All scatter dot plots with bars are presented as mean ± s.e.m. All statistical analyses were performed in GraphPad Prism 8 (GraphPad Software; Prism 10 for macOS, version 10.1.1 (270)). All statistical analyses were two-tailed. Exact P values are provided when possible. Only P values lower than 0.05 were considered statistically significant.

Study approval

For human data, the study protocol received approval by the ethics committee of CPP Île-de-France II (no. ID-RCB/EUDRACT-2015-A00671-48) and the INSERM Ethics Review Committee (no. 22-879) by the INSERM Institutional Review Board (IRB00003888, IORG0003254 and FWA00005831). This study is registered on (NCT02890641). Informed and written consent was obtained from all participants (or their parents on their behalf).

For mouse data, the study protocols received approval from the French Ministry of Research (APAFIS 26557, 37296 and 40207). All efforts were made to minimize the suffering and number of animals used in this study.

Statistics and reproducibility

No statistical methods were used to predetermine sample size. For experiments with quantitative measurements, sufficient numbers of samples were used to derive non-parametric statistical tests. No data were excluded from the analyses. Experimenters were blinded to allocation during experiments and outcome assessment regarding the genotype or the drug (DQ versus vehicle). For in vivo experiments, attribution to experimental groups was randomized. Colorimetric assays and immunostainings on human frozen tissue and mouse tissue were repeated at least three times. Western blots were repeated at least two times.

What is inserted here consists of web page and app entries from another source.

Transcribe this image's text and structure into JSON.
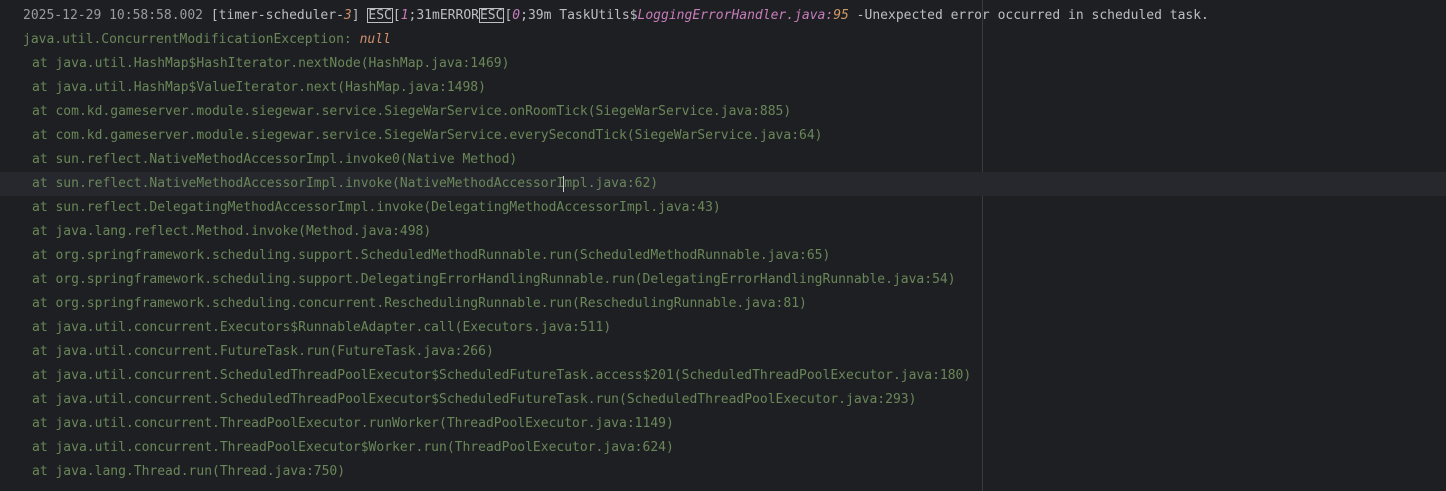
{
  "log_header": {
    "timestamp": "2025-12-29 10:58:58.002",
    "thread_prefix": "[timer-scheduler-",
    "thread_num": "3",
    "thread_suffix": "]",
    "esc1": "ESC",
    "seq1_open": "[",
    "seq1_num": "1",
    "seq1_rest": ";31mERROR",
    "esc2": "ESC",
    "seq2_open": "[",
    "seq2_num": "0",
    "seq2_rest": ";39m TaskUtils$",
    "handler_file": "LoggingErrorHandler.java",
    "handler_colon": ":",
    "handler_line": "95",
    "message": " -Unexpected error occurred in scheduled task."
  },
  "exception": {
    "class": "java.util.ConcurrentModificationException",
    "sep": ": ",
    "message": "null"
  },
  "stack_frames": [
    {
      "prefix": "at ",
      "method": "java.util.HashMap$HashIterator.nextNode",
      "location": "(HashMap.java:1469)"
    },
    {
      "prefix": "at ",
      "method": "java.util.HashMap$ValueIterator.next",
      "location": "(HashMap.java:1498)"
    },
    {
      "prefix": "at ",
      "method": "com.kd.gameserver.module.siegewar.service.SiegeWarService.onRoomTick",
      "location": "(SiegeWarService.java:885)"
    },
    {
      "prefix": "at ",
      "method": "com.kd.gameserver.module.siegewar.service.SiegeWarService.everySecondTick",
      "location": "(SiegeWarService.java:64)"
    },
    {
      "prefix": "at ",
      "method": "sun.reflect.NativeMethodAccessorImpl.invoke0",
      "location": "(Native Method)"
    },
    {
      "prefix": "at ",
      "method": "sun.reflect.NativeMethodAccessorImpl.invoke",
      "location": "(NativeMethodAccessorImpl.java:62)"
    },
    {
      "prefix": "at ",
      "method": "sun.reflect.DelegatingMethodAccessorImpl.invoke",
      "location": "(DelegatingMethodAccessorImpl.java:43)"
    },
    {
      "prefix": "at ",
      "method": "java.lang.reflect.Method.invoke",
      "location": "(Method.java:498)"
    },
    {
      "prefix": "at ",
      "method": "org.springframework.scheduling.support.ScheduledMethodRunnable.run",
      "location": "(ScheduledMethodRunnable.java:65)"
    },
    {
      "prefix": "at ",
      "method": "org.springframework.scheduling.support.DelegatingErrorHandlingRunnable.run",
      "location": "(DelegatingErrorHandlingRunnable.java:54)"
    },
    {
      "prefix": "at ",
      "method": "org.springframework.scheduling.concurrent.ReschedulingRunnable.run",
      "location": "(ReschedulingRunnable.java:81)"
    },
    {
      "prefix": "at ",
      "method": "java.util.concurrent.Executors$RunnableAdapter.call",
      "location": "(Executors.java:511)"
    },
    {
      "prefix": "at ",
      "method": "java.util.concurrent.FutureTask.run",
      "location": "(FutureTask.java:266)"
    },
    {
      "prefix": "at ",
      "method": "java.util.concurrent.ScheduledThreadPoolExecutor$ScheduledFutureTask.access$201",
      "location": "(ScheduledThreadPoolExecutor.java:180)"
    },
    {
      "prefix": "at ",
      "method": "java.util.concurrent.ScheduledThreadPoolExecutor$ScheduledFutureTask.run",
      "location": "(ScheduledThreadPoolExecutor.java:293)"
    },
    {
      "prefix": "at ",
      "method": "java.util.concurrent.ThreadPoolExecutor.runWorker",
      "location": "(ThreadPoolExecutor.java:1149)"
    },
    {
      "prefix": "at ",
      "method": "java.util.concurrent.ThreadPoolExecutor$Worker.run",
      "location": "(ThreadPoolExecutor.java:624)"
    },
    {
      "prefix": "at ",
      "method": "java.lang.Thread.run",
      "location": "(Thread.java:750)"
    }
  ],
  "colors": {
    "background": "#1e1f22",
    "caret_line": "#26282e",
    "stack_text": "#6a8759",
    "italic_purple": "#c77dbb",
    "italic_orange": "#cf8e6d",
    "right_margin": "#393b40"
  }
}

MEA recordings and histology stainings in Fig. 1 could be performed only once on each slice (four slices in patient 8 and two slices in patient 9). Electron microscopy imaging was repeated at least three times (Extended Data Fig. 6). Statistical tests used are non-parametric two-tailed Mann–Whitney tests because no a priori exists regarding the directionality of variation, and no distribution to meet required assumption of normality is required.

Reporting summary

Further information on research design is available in the Nature Portfolio Reporting Summary linked to this article.